◆ **Data supplied**
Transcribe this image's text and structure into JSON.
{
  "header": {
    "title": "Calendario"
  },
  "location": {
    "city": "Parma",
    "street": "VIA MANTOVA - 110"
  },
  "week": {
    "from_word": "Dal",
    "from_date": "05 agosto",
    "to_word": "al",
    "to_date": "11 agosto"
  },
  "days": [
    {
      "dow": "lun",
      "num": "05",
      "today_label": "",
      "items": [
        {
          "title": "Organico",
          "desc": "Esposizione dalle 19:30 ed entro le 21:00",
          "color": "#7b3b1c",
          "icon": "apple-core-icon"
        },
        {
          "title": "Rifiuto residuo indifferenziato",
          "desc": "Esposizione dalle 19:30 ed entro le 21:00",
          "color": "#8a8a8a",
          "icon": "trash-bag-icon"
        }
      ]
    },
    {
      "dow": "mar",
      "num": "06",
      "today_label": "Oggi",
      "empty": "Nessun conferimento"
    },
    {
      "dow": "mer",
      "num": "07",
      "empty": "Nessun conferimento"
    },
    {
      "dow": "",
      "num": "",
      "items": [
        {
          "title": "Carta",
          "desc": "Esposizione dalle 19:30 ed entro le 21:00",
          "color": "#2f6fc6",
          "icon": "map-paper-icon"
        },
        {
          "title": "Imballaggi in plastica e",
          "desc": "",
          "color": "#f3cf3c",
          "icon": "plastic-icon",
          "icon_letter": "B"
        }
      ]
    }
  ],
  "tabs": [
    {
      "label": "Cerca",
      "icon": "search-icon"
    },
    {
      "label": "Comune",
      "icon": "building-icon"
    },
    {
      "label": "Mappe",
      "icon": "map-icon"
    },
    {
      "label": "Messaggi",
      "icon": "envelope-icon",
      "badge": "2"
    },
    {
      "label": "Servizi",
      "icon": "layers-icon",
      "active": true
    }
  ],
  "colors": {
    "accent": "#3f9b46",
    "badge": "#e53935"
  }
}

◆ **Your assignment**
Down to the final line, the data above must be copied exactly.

◆ **Solution to this exercise**
Transcribe this image's text and structure into JSON.
{
  "header": {
    "title": "Calendario"
  },
  "location": {
    "city": "Parma",
    "street": "VIA MANTOVA - 110"
  },
  "week": {
    "from_word": "Dal",
    "from_date": "05 agosto",
    "to_word": "al",
    "to_date": "11 agosto"
  },
  "days": [
    {
      "dow": "lun",
      "num": "05",
      "today_label": "",
      "items": [
        {
          "title": "Organico",
          "desc": "Esposizione dalle 19:30 ed entro le 21:00",
          "color": "#7b3b1c",
          "icon": "apple-core-icon"
        },
        {
          "title": "Rifiuto residuo indifferenziato",
          "desc": "Esposizione dalle 19:30 ed entro le 21:00",
          "color": "#8a8a8a",
          "icon": "trash-bag-icon"
        }
      ]
    },
    {
      "dow": "mar",
      "num": "06",
      "today_label": "Oggi",
      "empty": "Nessun conferimento"
    },
    {
      "dow": "mer",
      "num": "07",
      "empty": "Nessun conferimento"
    },
    {
      "dow": "",
      "num": "",
      "items": [
        {
          "title": "Carta",
          "desc": "Esposizione dalle 19:30 ed entro le 21:00",
          "color": "#2f6fc6",
          "icon": "map-paper-icon"
        },
        {
          "title": "Imballaggi in plastica e",
          "desc": "",
          "color": "#f3cf3c",
          "icon": "plastic-icon",
          "icon_letter": "B"
        }
      ]
    }
  ],
  "tabs": [
    {
      "label": "Cerca",
      "icon": "search-icon"
    },
    {
      "label": "Comune",
      "icon": "building-icon"
    },
    {
      "label": "Mappe",
      "icon": "map-icon"
    },
    {
      "label": "Messaggi",
      "icon": "envelope-icon",
      "badge": "2"
    },
    {
      "label": "Servizi",
      "icon": "layers-icon",
      "active": true
    }
  ],
  "colors": {
    "accent": "#3f9b46",
    "badge": "#e53935"
  }
}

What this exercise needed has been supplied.